Or, How to Get Your Kitchen Clean on a Leisurely Sunday Afternoon.
1. Collect a bunch of eggs from your chickens and pop them in an incubator.
2. Watch the chickies hatch.
3. Feed the Chicken Littles till they become Chicken Bigs.
4. Kill them.
5. Several months later, pull two of them—now Chicken Chillies—from the freezer and set them on the counter to thaw overnight.
6. The following morning, nestle them in your glass-lidded, sixteen-quart stock pot and boil them till the meat falls off the bones.
7. De-bone the chicken, returning all nonedible parts to the stockpot.
8. Boil the bones till bedtime.

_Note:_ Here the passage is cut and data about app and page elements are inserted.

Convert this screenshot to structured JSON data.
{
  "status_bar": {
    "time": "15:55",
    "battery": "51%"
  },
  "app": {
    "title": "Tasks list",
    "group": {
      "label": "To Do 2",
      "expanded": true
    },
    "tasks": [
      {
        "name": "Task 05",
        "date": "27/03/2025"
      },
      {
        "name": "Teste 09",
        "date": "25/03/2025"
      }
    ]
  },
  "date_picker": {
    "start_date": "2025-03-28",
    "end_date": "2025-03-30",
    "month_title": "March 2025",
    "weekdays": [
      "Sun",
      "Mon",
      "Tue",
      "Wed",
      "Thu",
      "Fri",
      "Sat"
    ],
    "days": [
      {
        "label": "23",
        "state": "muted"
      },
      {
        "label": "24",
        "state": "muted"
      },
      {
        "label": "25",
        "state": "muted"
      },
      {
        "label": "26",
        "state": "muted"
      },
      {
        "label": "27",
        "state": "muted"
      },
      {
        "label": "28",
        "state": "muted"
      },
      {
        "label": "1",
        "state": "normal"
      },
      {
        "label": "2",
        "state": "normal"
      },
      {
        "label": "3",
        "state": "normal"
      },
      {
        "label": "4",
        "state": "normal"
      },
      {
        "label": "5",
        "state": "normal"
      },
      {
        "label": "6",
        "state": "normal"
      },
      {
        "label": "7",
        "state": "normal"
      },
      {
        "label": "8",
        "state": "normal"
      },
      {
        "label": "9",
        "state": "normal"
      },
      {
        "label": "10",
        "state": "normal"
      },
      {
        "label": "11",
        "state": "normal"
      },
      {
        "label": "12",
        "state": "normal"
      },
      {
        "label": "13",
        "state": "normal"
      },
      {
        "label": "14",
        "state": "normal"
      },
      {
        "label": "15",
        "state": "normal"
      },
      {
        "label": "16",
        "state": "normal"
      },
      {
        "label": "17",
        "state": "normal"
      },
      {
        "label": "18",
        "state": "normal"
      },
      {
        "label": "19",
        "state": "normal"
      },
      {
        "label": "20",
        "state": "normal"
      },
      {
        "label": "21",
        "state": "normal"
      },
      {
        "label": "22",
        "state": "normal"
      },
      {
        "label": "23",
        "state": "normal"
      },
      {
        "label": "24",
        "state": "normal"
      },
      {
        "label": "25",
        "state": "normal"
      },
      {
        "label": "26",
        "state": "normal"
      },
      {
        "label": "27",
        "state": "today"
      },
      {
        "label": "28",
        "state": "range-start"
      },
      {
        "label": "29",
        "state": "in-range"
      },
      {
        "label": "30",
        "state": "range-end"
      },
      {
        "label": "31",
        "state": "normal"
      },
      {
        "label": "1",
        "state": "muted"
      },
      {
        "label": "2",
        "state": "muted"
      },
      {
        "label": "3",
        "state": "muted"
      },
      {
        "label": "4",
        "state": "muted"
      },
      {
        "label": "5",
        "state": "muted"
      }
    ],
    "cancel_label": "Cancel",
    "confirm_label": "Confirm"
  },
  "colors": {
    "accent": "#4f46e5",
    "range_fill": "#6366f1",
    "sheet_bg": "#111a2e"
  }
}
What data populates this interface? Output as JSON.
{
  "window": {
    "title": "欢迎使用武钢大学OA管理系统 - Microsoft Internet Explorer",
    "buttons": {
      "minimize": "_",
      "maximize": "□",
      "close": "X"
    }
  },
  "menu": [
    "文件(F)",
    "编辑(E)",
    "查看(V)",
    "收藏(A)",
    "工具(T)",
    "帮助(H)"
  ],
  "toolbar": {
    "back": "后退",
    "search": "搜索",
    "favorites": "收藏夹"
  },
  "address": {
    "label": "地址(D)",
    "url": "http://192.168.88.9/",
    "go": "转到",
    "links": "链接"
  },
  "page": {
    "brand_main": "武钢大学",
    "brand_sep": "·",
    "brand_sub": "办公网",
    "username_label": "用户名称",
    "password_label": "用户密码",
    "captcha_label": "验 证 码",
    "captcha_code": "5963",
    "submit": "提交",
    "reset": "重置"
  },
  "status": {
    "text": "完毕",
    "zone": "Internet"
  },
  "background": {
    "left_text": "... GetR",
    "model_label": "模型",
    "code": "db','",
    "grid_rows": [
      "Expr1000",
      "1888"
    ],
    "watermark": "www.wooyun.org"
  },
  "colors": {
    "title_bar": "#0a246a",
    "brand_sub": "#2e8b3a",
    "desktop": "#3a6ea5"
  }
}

Turn off the pot and go to bed.
9. Boil the bones in the morning. Turn off the pot and go to church.
10. Boil the bones after returning from church.
11. Settle the kids for rest time and head into the newly arranged downstairs room to visit (no funny stuff) with your husband.
12. Talk, chaw on Starbursts and Swedish fish, munch on naked pita chips, and talk some more. Contemplate taking a snooze.
13. Suddenly—CRASH! BANG! SIZZLE! CLATTER!
14. Sit bolt upright and then freeze, straining your ears. Say, “Hon, you better check on that,” and then hightail it out of the room after your hubby.
15. Reach the kitchen and screech to a halt. Do NOT enter the kitchen. It is wet and hot, covered in bones and fat.
16. Take a few seconds to be confused. You have never seen this situation before. Disorientation is allowed in cases like these.
17. Your husband says, “The pot exploded.” Absorb this.
18. Note that the lid, after rocketing into the air, landed on the stove top and did not break. Count your lucky stars.
19. Note that the explosion somehow turned on your husband’s cell phone. Also note that there is broth pouring out of the innards of the house phone.
20. Note (there’s a lot to note) that the now broth-coated counter that is usually mounded high with papers was devoid of nearly all paraphernalia (minus the phones) at the moment of explosion. Count your lucky stars again. They are few in number, so this is an easy task.
21. Note that no child/adult was present. There are no burns or injuries. This is a very large, shinning lucky star.
25. When your husband says, “Where is the camera?” go fetch it, for he almost never suggests that you take pictures.
26. After splashing through the greasy broth to capture the chaos from different angles, snatch some dirty towels from the laundry, fill up buckets with hot water, step out of your Sunday skirt, and start scrubbing the floors in your blouse and panties.
27. Ignore your husband when he tries to make you nervous by rapping his knuckles on the door frame.
28. Mix copious amounts of hot water and soap with the oily broth and slip-slide your way around the kitchen, scooping up bones and fatty skin as you go.
29. When the worst has been cleaned up, get the kids up from rest time, pop them in the car, and drive them into town. (Don’t forget to step into the tub to wash up your feet and put your skirt back on first.) Drop them off at a birthday party and head to a café to write, drink coffee, and eat a strawberry scone. This allows you to gain perspective and gives your husband space to finish cleaning up the kitchen (which includes taking the top off the stove to mop up the large pool of broth that has collected there, as well as taking apart the phone to try—to no avail—to fix the answering machine).
30. Return home and sigh happily over the spotless kitchen.
31. Listen as your husband solemnly accounts for the cost of this particular pot of broth: a new answering machine and a new cell phone. Ouch.
32. Make a mental note to never, ever, ever boil broth without first cracking the lid.
33. Unless you are desperate to clean your kitchen. If you are desperate to clean your kitchen, then this is definitely the way to go. It produces an element of … pressure.
34. But there are easier ways, ways that don’t kill your answering machine, cell phone, and your Sunday afternoon in one fell swoop.
About one year ago: Sticking my neck out. Speaking of butchering chickens…